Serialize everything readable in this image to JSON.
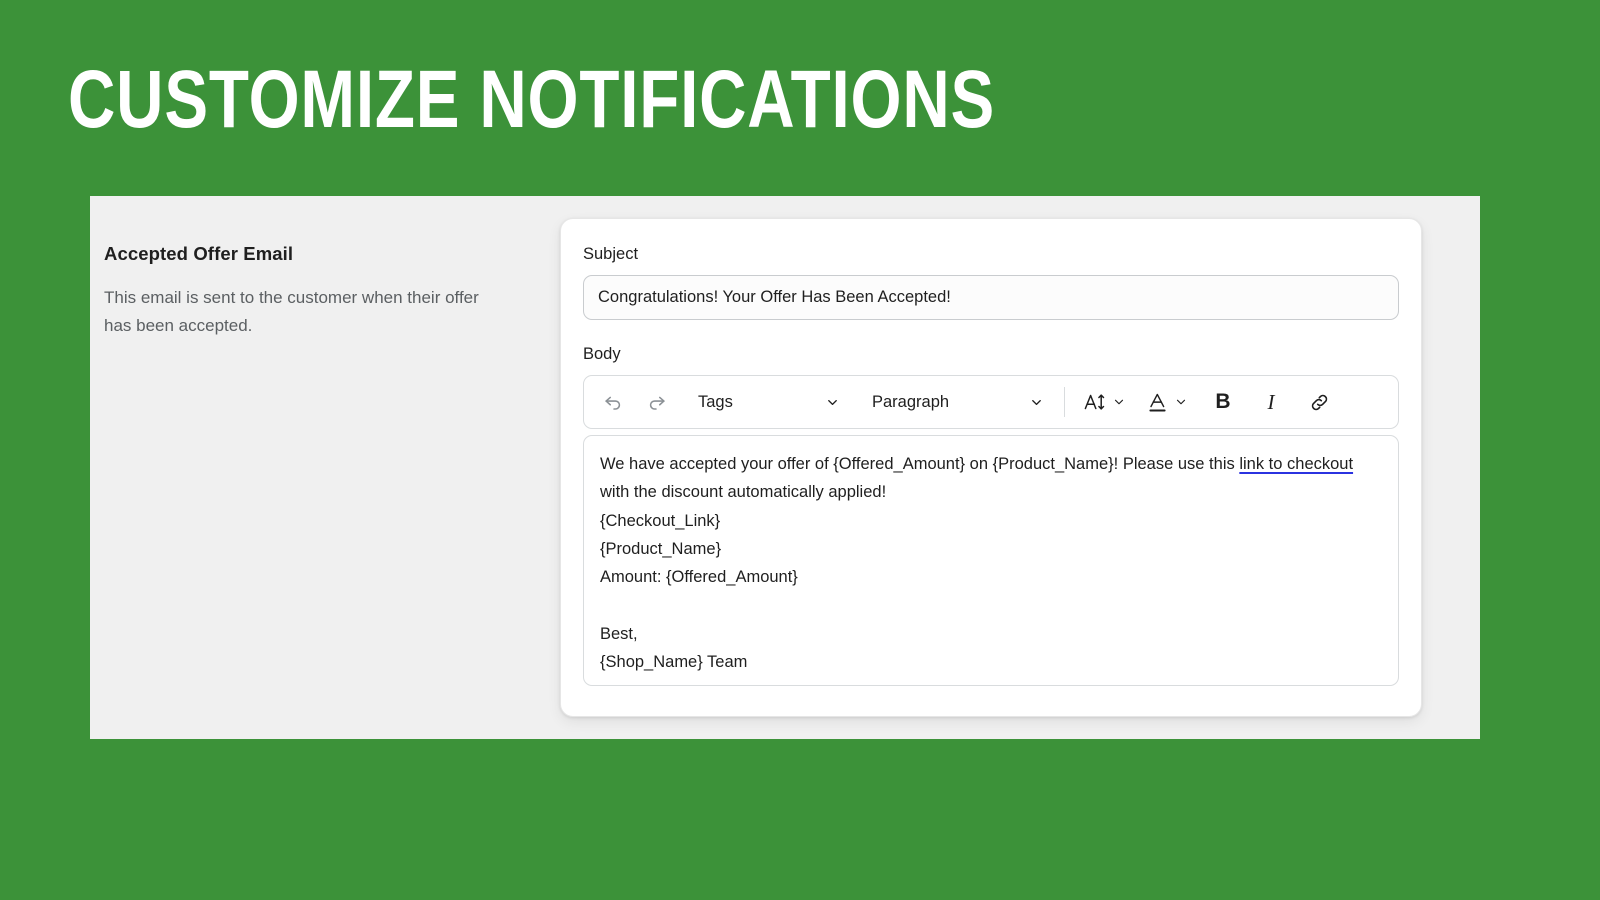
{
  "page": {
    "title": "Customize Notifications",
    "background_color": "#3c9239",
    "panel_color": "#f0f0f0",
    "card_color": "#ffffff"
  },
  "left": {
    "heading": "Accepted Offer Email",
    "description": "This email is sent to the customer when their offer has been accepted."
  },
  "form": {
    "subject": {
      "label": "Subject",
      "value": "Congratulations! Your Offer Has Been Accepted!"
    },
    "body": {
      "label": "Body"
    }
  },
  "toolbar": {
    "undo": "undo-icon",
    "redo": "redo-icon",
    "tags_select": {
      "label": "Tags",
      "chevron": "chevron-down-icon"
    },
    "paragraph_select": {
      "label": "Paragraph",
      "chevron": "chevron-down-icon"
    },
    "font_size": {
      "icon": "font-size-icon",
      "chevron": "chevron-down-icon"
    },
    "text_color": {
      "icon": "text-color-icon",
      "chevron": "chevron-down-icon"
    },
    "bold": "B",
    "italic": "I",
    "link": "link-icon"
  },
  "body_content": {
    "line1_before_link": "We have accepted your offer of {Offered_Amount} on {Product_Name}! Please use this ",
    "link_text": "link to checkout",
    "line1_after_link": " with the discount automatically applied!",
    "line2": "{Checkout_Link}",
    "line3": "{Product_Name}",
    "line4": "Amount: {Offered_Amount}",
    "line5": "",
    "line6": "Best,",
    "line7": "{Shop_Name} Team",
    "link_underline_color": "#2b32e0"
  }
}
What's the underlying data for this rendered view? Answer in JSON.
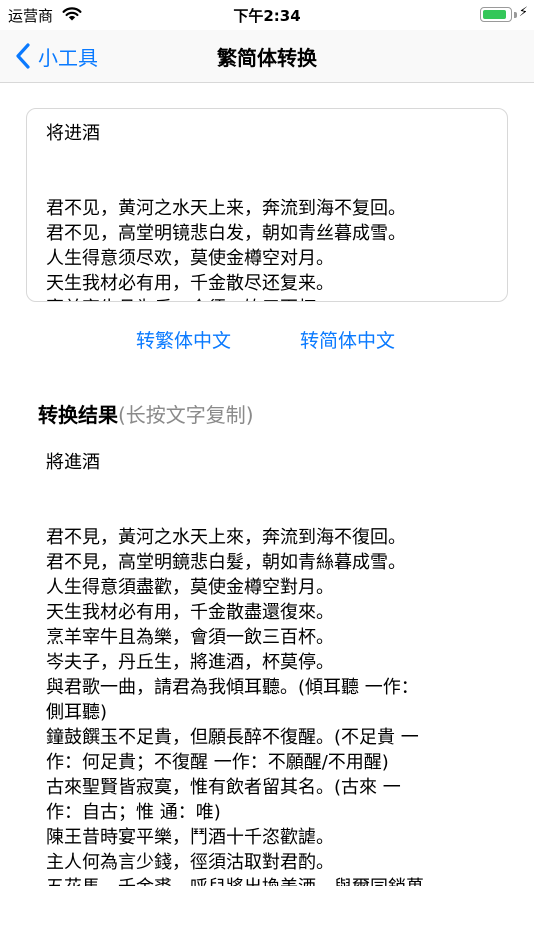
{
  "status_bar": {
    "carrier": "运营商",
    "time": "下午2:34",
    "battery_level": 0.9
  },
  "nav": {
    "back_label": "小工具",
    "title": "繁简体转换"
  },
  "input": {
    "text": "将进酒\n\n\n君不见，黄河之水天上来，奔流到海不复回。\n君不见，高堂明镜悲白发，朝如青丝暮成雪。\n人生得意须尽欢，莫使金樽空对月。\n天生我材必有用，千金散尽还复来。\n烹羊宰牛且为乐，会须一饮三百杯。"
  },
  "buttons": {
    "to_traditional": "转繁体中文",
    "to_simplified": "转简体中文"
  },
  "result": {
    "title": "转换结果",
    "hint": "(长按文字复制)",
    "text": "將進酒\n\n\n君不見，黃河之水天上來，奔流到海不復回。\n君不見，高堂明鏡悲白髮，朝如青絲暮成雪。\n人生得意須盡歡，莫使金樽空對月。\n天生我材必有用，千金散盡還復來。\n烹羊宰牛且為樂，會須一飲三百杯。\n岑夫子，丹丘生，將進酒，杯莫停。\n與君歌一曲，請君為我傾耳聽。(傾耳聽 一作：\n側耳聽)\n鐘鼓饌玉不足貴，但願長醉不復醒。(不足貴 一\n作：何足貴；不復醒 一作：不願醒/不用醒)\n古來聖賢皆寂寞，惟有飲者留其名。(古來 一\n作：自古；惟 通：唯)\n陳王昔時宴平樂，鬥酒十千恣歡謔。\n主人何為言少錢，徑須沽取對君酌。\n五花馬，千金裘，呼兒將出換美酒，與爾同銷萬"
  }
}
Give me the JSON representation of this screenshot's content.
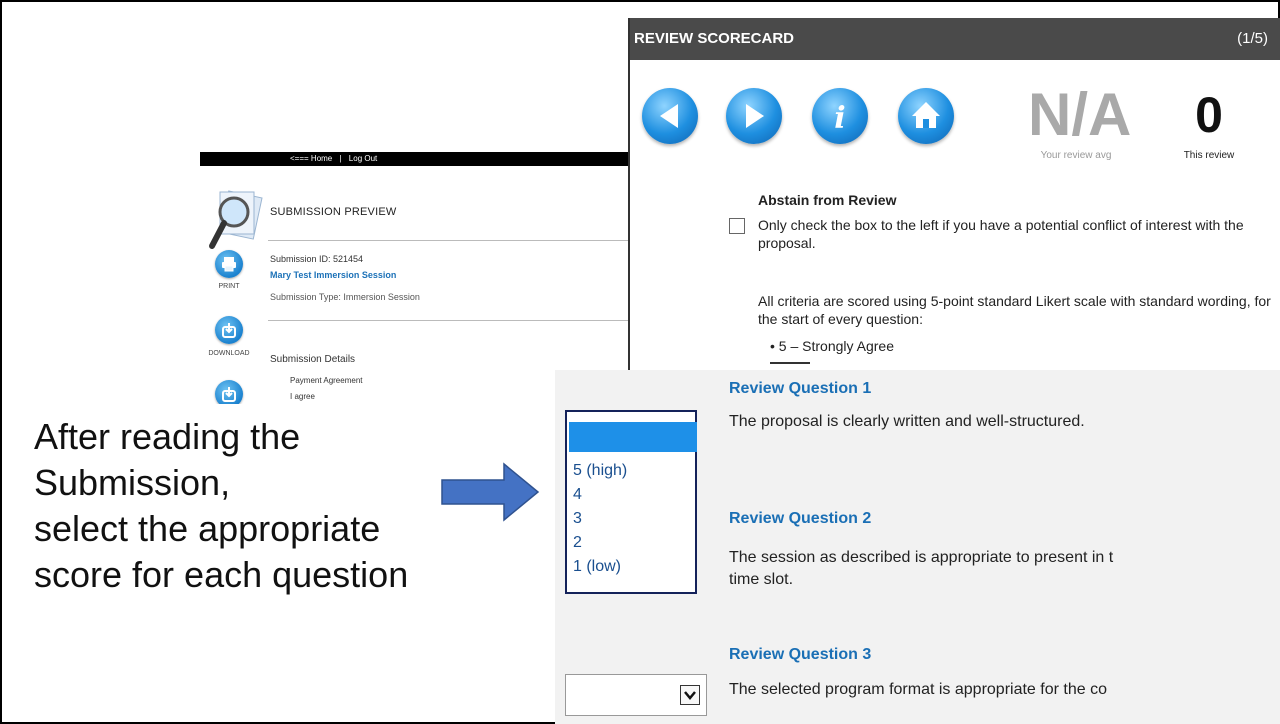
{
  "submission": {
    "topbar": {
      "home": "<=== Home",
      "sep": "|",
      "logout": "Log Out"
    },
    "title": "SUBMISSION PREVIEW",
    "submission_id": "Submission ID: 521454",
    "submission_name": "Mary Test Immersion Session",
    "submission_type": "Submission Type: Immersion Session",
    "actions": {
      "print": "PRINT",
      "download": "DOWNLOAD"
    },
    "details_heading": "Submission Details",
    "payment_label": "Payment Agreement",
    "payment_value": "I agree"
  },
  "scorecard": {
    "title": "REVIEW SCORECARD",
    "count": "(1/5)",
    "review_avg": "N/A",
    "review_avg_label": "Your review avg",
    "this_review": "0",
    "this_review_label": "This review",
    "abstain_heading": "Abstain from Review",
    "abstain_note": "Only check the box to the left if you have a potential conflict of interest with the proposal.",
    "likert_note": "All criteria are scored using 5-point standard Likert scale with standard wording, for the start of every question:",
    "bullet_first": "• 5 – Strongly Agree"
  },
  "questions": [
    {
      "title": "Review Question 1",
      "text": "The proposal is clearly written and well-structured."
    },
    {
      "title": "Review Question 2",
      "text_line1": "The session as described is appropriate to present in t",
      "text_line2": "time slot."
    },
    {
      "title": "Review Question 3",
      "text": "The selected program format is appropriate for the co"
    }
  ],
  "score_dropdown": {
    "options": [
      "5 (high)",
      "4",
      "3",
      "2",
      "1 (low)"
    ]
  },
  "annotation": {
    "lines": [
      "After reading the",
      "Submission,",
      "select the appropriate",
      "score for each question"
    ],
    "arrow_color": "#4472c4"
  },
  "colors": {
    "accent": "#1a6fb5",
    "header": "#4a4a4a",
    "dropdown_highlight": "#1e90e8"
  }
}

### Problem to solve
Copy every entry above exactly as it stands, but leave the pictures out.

### Completed exercise
Serialize everything readable in this image to JSON.
{
  "page": {
    "title": "Customize Notifications",
    "background_color": "#3c9239",
    "panel_color": "#f0f0f0",
    "card_color": "#ffffff"
  },
  "left": {
    "heading": "Accepted Offer Email",
    "description": "This email is sent to the customer when their offer has been accepted."
  },
  "form": {
    "subject": {
      "label": "Subject",
      "value": "Congratulations! Your Offer Has Been Accepted!"
    },
    "body": {
      "label": "Body"
    }
  },
  "toolbar": {
    "undo": "undo-icon",
    "redo": "redo-icon",
    "tags_select": {
      "label": "Tags",
      "chevron": "chevron-down-icon"
    },
    "paragraph_select": {
      "label": "Paragraph",
      "chevron": "chevron-down-icon"
    },
    "font_size": {
      "icon": "font-size-icon",
      "chevron": "chevron-down-icon"
    },
    "text_color": {
      "icon": "text-color-icon",
      "chevron": "chevron-down-icon"
    },
    "bold": "B",
    "italic": "I",
    "link": "link-icon"
  },
  "body_content": {
    "line1_before_link": "We have accepted your offer of {Offered_Amount} on {Product_Name}! Please use this ",
    "link_text": "link to checkout",
    "line1_after_link": " with the discount automatically applied!",
    "line2": "{Checkout_Link}",
    "line3": "{Product_Name}",
    "line4": "Amount: {Offered_Amount}",
    "line5": "",
    "line6": "Best,",
    "line7": "{Shop_Name} Team",
    "link_underline_color": "#2b32e0"
  }
}
What's the underlying data for this rendered view? Answer in JSON.
{
  "status_bar": {
    "carrier": "运营商",
    "time": "下午2:34",
    "battery_level": 0.9
  },
  "nav": {
    "back_label": "小工具",
    "title": "繁简体转换"
  },
  "input": {
    "text": "将进酒\n\n\n君不见，黄河之水天上来，奔流到海不复回。\n君不见，高堂明镜悲白发，朝如青丝暮成雪。\n人生得意须尽欢，莫使金樽空对月。\n天生我材必有用，千金散尽还复来。\n烹羊宰牛且为乐，会须一饮三百杯。"
  },
  "buttons": {
    "to_traditional": "转繁体中文",
    "to_simplified": "转简体中文"
  },
  "result": {
    "title": "转换结果",
    "hint": "(长按文字复制)",
    "text": "將進酒\n\n\n君不見，黃河之水天上來，奔流到海不復回。\n君不見，高堂明鏡悲白髮，朝如青絲暮成雪。\n人生得意須盡歡，莫使金樽空對月。\n天生我材必有用，千金散盡還復來。\n烹羊宰牛且為樂，會須一飲三百杯。\n岑夫子，丹丘生，將進酒，杯莫停。\n與君歌一曲，請君為我傾耳聽。(傾耳聽 一作：\n側耳聽)\n鐘鼓饌玉不足貴，但願長醉不復醒。(不足貴 一\n作：何足貴；不復醒 一作：不願醒/不用醒)\n古來聖賢皆寂寞，惟有飲者留其名。(古來 一\n作：自古；惟 通：唯)\n陳王昔時宴平樂，鬥酒十千恣歡謔。\n主人何為言少錢，徑須沽取對君酌。\n五花馬，千金裘，呼兒將出換美酒，與爾同銷萬"
  }
}
Give me the JSON representation of this screenshot's content.
{
  "submission": {
    "topbar": {
      "home": "<=== Home",
      "sep": "|",
      "logout": "Log Out"
    },
    "title": "SUBMISSION PREVIEW",
    "submission_id": "Submission ID: 521454",
    "submission_name": "Mary Test Immersion Session",
    "submission_type": "Submission Type: Immersion Session",
    "actions": {
      "print": "PRINT",
      "download": "DOWNLOAD"
    },
    "details_heading": "Submission Details",
    "payment_label": "Payment Agreement",
    "payment_value": "I agree"
  },
  "scorecard": {
    "title": "REVIEW SCORECARD",
    "count": "(1/5)",
    "review_avg": "N/A",
    "review_avg_label": "Your review avg",
    "this_review": "0",
    "this_review_label": "This review",
    "abstain_heading": "Abstain from Review",
    "abstain_note": "Only check the box to the left if you have a potential conflict of interest with the proposal.",
    "likert_note": "All criteria are scored using 5-point standard Likert scale with standard wording, for the start of every question:",
    "bullet_first": "• 5 – Strongly Agree"
  },
  "questions": [
    {
      "title": "Review Question 1",
      "text": "The proposal is clearly written and well-structured."
    },
    {
      "title": "Review Question 2",
      "text_line1": "The session as described is appropriate to present in t",
      "text_line2": "time slot."
    },
    {
      "title": "Review Question 3",
      "text": "The selected program format is appropriate for the co"
    }
  ],
  "score_dropdown": {
    "options": [
      "5 (high)",
      "4",
      "3",
      "2",
      "1 (low)"
    ]
  },
  "annotation": {
    "lines": [
      "After reading the",
      "Submission,",
      "select the appropriate",
      "score for each question"
    ],
    "arrow_color": "#4472c4"
  },
  "colors": {
    "accent": "#1a6fb5",
    "header": "#4a4a4a",
    "dropdown_highlight": "#1e90e8"
  }
}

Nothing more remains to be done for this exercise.